#### RECORDS SUPPLIED ####
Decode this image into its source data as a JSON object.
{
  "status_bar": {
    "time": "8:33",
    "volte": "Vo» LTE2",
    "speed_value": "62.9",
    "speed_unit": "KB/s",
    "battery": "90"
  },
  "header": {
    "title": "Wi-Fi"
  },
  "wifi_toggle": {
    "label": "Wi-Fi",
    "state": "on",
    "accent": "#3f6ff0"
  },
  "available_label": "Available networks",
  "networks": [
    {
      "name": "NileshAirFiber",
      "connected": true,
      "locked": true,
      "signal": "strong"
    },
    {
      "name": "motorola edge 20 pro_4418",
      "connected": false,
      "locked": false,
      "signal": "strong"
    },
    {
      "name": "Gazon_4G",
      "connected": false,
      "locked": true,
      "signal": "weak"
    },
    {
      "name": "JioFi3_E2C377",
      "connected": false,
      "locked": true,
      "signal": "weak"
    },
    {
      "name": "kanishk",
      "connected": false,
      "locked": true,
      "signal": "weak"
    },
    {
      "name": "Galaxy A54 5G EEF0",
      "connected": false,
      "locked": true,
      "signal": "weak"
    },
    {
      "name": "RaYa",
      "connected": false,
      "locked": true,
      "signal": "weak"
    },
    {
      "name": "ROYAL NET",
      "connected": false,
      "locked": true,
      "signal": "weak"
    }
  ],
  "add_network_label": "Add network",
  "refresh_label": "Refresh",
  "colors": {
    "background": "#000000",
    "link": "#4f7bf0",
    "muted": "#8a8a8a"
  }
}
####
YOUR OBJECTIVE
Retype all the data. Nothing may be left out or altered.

RESPONSE
Decode this image into its source data as a JSON object.
{
  "status_bar": {
    "time": "8:33",
    "volte": "Vo» LTE2",
    "speed_value": "62.9",
    "speed_unit": "KB/s",
    "battery": "90"
  },
  "header": {
    "title": "Wi-Fi"
  },
  "wifi_toggle": {
    "label": "Wi-Fi",
    "state": "on",
    "accent": "#3f6ff0"
  },
  "available_label": "Available networks",
  "networks": [
    {
      "name": "NileshAirFiber",
      "connected": true,
      "locked": true,
      "signal": "strong"
    },
    {
      "name": "motorola edge 20 pro_4418",
      "connected": false,
      "locked": false,
      "signal": "strong"
    },
    {
      "name": "Gazon_4G",
      "connected": false,
      "locked": true,
      "signal": "weak"
    },
    {
      "name": "JioFi3_E2C377",
      "connected": false,
      "locked": true,
      "signal": "weak"
    },
    {
      "name": "kanishk",
      "connected": false,
      "locked": true,
      "signal": "weak"
    },
    {
      "name": "Galaxy A54 5G EEF0",
      "connected": false,
      "locked": true,
      "signal": "weak"
    },
    {
      "name": "RaYa",
      "connected": false,
      "locked": true,
      "signal": "weak"
    },
    {
      "name": "ROYAL NET",
      "connected": false,
      "locked": true,
      "signal": "weak"
    }
  ],
  "add_network_label": "Add network",
  "refresh_label": "Refresh",
  "colors": {
    "background": "#000000",
    "link": "#4f7bf0",
    "muted": "#8a8a8a"
  }
}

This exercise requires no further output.